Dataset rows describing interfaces
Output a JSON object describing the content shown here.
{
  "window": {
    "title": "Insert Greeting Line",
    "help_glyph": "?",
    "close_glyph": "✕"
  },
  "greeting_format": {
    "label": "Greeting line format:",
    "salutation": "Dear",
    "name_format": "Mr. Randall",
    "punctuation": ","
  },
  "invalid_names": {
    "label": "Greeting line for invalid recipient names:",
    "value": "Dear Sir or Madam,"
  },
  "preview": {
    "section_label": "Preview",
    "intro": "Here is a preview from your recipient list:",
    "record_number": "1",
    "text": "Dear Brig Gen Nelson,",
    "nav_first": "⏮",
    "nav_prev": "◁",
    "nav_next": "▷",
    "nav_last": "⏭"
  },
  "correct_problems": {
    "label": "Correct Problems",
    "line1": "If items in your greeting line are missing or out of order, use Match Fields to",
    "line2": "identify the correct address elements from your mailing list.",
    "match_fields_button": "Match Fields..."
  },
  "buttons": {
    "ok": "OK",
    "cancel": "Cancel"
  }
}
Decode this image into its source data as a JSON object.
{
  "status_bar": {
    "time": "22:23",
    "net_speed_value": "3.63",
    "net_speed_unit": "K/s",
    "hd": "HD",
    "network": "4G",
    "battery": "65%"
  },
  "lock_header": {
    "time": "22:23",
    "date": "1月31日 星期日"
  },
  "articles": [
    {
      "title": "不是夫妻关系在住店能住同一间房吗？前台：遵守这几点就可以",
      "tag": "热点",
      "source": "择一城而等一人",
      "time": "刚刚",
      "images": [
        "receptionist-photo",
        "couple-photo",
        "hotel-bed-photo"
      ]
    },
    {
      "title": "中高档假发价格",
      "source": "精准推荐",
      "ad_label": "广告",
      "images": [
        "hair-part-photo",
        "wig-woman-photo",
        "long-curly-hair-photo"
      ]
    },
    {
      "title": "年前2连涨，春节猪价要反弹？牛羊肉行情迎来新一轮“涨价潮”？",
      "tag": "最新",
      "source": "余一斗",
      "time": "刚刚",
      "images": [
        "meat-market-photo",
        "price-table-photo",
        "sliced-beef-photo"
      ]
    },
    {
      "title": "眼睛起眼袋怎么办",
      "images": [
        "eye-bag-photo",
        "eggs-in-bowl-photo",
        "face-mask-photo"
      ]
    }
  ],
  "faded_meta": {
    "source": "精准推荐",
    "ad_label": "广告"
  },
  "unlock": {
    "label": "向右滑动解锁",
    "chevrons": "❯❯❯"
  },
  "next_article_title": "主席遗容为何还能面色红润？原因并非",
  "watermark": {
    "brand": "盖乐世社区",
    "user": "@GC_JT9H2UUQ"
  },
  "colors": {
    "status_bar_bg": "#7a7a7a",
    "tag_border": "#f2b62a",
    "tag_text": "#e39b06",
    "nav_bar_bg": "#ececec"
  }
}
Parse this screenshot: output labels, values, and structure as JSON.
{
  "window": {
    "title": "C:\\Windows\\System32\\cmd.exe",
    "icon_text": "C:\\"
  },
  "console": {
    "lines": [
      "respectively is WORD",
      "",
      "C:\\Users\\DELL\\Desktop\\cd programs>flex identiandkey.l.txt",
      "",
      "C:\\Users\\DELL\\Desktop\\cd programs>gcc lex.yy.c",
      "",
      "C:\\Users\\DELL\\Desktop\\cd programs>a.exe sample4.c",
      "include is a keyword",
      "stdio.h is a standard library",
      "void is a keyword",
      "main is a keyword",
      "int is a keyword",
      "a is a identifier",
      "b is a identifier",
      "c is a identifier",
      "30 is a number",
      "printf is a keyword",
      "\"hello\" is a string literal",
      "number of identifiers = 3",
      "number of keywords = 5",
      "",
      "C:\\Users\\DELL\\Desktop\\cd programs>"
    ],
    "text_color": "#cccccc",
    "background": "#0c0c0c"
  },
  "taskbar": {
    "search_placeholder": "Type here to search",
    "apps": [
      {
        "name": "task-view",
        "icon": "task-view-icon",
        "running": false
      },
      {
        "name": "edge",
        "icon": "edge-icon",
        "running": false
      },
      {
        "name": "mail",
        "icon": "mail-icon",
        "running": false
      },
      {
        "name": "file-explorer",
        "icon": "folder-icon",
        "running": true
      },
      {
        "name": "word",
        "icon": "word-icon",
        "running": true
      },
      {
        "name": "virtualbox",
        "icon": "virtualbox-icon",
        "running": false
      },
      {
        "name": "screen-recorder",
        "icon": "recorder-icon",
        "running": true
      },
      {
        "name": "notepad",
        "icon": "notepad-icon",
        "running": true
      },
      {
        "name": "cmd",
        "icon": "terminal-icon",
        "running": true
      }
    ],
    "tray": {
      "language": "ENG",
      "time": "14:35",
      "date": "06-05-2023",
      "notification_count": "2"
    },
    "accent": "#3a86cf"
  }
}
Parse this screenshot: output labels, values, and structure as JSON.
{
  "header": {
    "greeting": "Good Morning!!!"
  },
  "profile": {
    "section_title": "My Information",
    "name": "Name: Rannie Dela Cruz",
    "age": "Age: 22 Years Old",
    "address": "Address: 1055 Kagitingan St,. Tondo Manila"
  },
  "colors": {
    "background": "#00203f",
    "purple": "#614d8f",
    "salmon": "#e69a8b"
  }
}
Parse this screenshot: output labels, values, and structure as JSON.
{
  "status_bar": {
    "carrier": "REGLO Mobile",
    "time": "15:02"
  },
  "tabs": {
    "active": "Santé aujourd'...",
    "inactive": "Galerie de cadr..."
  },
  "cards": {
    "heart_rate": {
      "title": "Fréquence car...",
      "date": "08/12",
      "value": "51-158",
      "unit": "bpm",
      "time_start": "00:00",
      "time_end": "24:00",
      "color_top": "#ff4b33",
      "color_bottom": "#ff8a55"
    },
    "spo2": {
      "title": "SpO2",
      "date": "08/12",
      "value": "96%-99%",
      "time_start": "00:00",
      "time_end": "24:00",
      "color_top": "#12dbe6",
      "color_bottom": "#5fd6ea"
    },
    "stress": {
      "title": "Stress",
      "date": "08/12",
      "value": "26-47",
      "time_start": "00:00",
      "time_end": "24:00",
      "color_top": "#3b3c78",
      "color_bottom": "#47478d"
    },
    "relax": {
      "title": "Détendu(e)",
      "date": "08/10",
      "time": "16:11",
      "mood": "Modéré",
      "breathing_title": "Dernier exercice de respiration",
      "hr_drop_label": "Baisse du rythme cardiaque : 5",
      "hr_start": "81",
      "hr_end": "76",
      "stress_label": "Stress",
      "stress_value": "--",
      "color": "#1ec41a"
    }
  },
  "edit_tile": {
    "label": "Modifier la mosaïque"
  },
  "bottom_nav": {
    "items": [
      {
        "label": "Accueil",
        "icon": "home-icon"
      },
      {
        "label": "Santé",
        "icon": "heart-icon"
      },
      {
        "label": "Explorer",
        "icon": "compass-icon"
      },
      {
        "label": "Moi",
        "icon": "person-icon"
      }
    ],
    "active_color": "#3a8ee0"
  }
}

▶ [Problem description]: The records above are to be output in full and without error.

▶ [Reply to the exercise]:
Output a JSON object describing the content shown here.
{
  "window": {
    "title": "Insert Greeting Line",
    "help_glyph": "?",
    "close_glyph": "✕"
  },
  "greeting_format": {
    "label": "Greeting line format:",
    "salutation": "Dear",
    "name_format": "Mr. Randall",
    "punctuation": ","
  },
  "invalid_names": {
    "label": "Greeting line for invalid recipient names:",
    "value": "Dear Sir or Madam,"
  },
  "preview": {
    "section_label": "Preview",
    "intro": "Here is a preview from your recipient list:",
    "record_number": "1",
    "text": "Dear Brig Gen Nelson,",
    "nav_first": "⏮",
    "nav_prev": "◁",
    "nav_next": "▷",
    "nav_last": "⏭"
  },
  "correct_problems": {
    "label": "Correct Problems",
    "line1": "If items in your greeting line are missing or out of order, use Match Fields to",
    "line2": "identify the correct address elements from your mailing list.",
    "match_fields_button": "Match Fields..."
  },
  "buttons": {
    "ok": "OK",
    "cancel": "Cancel"
  }
}
Decode this image into its source data as a JSON object.
{
  "status_bar": {
    "time": "22:23",
    "net_speed_value": "3.63",
    "net_speed_unit": "K/s",
    "hd": "HD",
    "network": "4G",
    "battery": "65%"
  },
  "lock_header": {
    "time": "22:23",
    "date": "1月31日 星期日"
  },
  "articles": [
    {
      "title": "不是夫妻关系在住店能住同一间房吗？前台：遵守这几点就可以",
      "tag": "热点",
      "source": "择一城而等一人",
      "time": "刚刚",
      "images": [
        "receptionist-photo",
        "couple-photo",
        "hotel-bed-photo"
      ]
    },
    {
      "title": "中高档假发价格",
      "source": "精准推荐",
      "ad_label": "广告",
      "images": [
        "hair-part-photo",
        "wig-woman-photo",
        "long-curly-hair-photo"
      ]
    },
    {
      "title": "年前2连涨，春节猪价要反弹？牛羊肉行情迎来新一轮“涨价潮”？",
      "tag": "最新",
      "source": "余一斗",
      "time": "刚刚",
      "images": [
        "meat-market-photo",
        "price-table-photo",
        "sliced-beef-photo"
      ]
    },
    {
      "title": "眼睛起眼袋怎么办",
      "images": [
        "eye-bag-photo",
        "eggs-in-bowl-photo",
        "face-mask-photo"
      ]
    }
  ],
  "faded_meta": {
    "source": "精准推荐",
    "ad_label": "广告"
  },
  "unlock": {
    "label": "向右滑动解锁",
    "chevrons": "❯❯❯"
  },
  "next_article_title": "主席遗容为何还能面色红润？原因并非",
  "watermark": {
    "brand": "盖乐世社区",
    "user": "@GC_JT9H2UUQ"
  },
  "colors": {
    "status_bar_bg": "#7a7a7a",
    "tag_border": "#f2b62a",
    "tag_text": "#e39b06",
    "nav_bar_bg": "#ececec"
  }
}
Parse this screenshot: output labels, values, and structure as JSON.
{
  "window": {
    "title": "C:\\Windows\\System32\\cmd.exe",
    "icon_text": "C:\\"
  },
  "console": {
    "lines": [
      "respectively is WORD",
      "",
      "C:\\Users\\DELL\\Desktop\\cd programs>flex identiandkey.l.txt",
      "",
      "C:\\Users\\DELL\\Desktop\\cd programs>gcc lex.yy.c",
      "",
      "C:\\Users\\DELL\\Desktop\\cd programs>a.exe sample4.c",
      "include is a keyword",
      "stdio.h is a standard library",
      "void is a keyword",
      "main is a keyword",
      "int is a keyword",
      "a is a identifier",
      "b is a identifier",
      "c is a identifier",
      "30 is a number",
      "printf is a keyword",
      "\"hello\" is a string literal",
      "number of identifiers = 3",
      "number of keywords = 5",
      "",
      "C:\\Users\\DELL\\Desktop\\cd programs>"
    ],
    "text_color": "#cccccc",
    "background": "#0c0c0c"
  },
  "taskbar": {
    "search_placeholder": "Type here to search",
    "apps": [
      {
        "name": "task-view",
        "icon": "task-view-icon",
        "running": false
      },
      {
        "name": "edge",
        "icon": "edge-icon",
        "running": false
      },
      {
        "name": "mail",
        "icon": "mail-icon",
        "running": false
      },
      {
        "name": "file-explorer",
        "icon": "folder-icon",
        "running": true
      },
      {
        "name": "word",
        "icon": "word-icon",
        "running": true
      },
      {
        "name": "virtualbox",
        "icon": "virtualbox-icon",
        "running": false
      },
      {
        "name": "screen-recorder",
        "icon": "recorder-icon",
        "running": true
      },
      {
        "name": "notepad",
        "icon": "notepad-icon",
        "running": true
      },
      {
        "name": "cmd",
        "icon": "terminal-icon",
        "running": true
      }
    ],
    "tray": {
      "language": "ENG",
      "time": "14:35",
      "date": "06-05-2023",
      "notification_count": "2"
    },
    "accent": "#3a86cf"
  }
}
Parse this screenshot: output labels, values, and structure as JSON.
{
  "header": {
    "greeting": "Good Morning!!!"
  },
  "profile": {
    "section_title": "My Information",
    "name": "Name: Rannie Dela Cruz",
    "age": "Age: 22 Years Old",
    "address": "Address: 1055 Kagitingan St,. Tondo Manila"
  },
  "colors": {
    "background": "#00203f",
    "purple": "#614d8f",
    "salmon": "#e69a8b"
  }
}
Parse this screenshot: output labels, values, and structure as JSON.
{
  "status_bar": {
    "carrier": "REGLO Mobile",
    "time": "15:02"
  },
  "tabs": {
    "active": "Santé aujourd'...",
    "inactive": "Galerie de cadr..."
  },
  "cards": {
    "heart_rate": {
      "title": "Fréquence car...",
      "date": "08/12",
      "value": "51-158",
      "unit": "bpm",
      "time_start": "00:00",
      "time_end": "24:00",
      "color_top": "#ff4b33",
      "color_bottom": "#ff8a55"
    },
    "spo2": {
      "title": "SpO2",
      "date": "08/12",
      "value": "96%-99%",
      "time_start": "00:00",
      "time_end": "24:00",
      "color_top": "#12dbe6",
      "color_bottom": "#5fd6ea"
    },
    "stress": {
      "title": "Stress",
      "date": "08/12",
      "value": "26-47",
      "time_start": "00:00",
      "time_end": "24:00",
      "color_top": "#3b3c78",
      "color_bottom": "#47478d"
    },
    "relax": {
      "title": "Détendu(e)",
      "date": "08/10",
      "time": "16:11",
      "mood": "Modéré",
      "breathing_title": "Dernier exercice de respiration",
      "hr_drop_label": "Baisse du rythme cardiaque : 5",
      "hr_start": "81",
      "hr_end": "76",
      "stress_label": "Stress",
      "stress_value": "--",
      "color": "#1ec41a"
    }
  },
  "edit_tile": {
    "label": "Modifier la mosaïque"
  },
  "bottom_nav": {
    "items": [
      {
        "label": "Accueil",
        "icon": "home-icon"
      },
      {
        "label": "Santé",
        "icon": "heart-icon"
      },
      {
        "label": "Explorer",
        "icon": "compass-icon"
      },
      {
        "label": "Moi",
        "icon": "person-icon"
      }
    ],
    "active_color": "#3a8ee0"
  }
}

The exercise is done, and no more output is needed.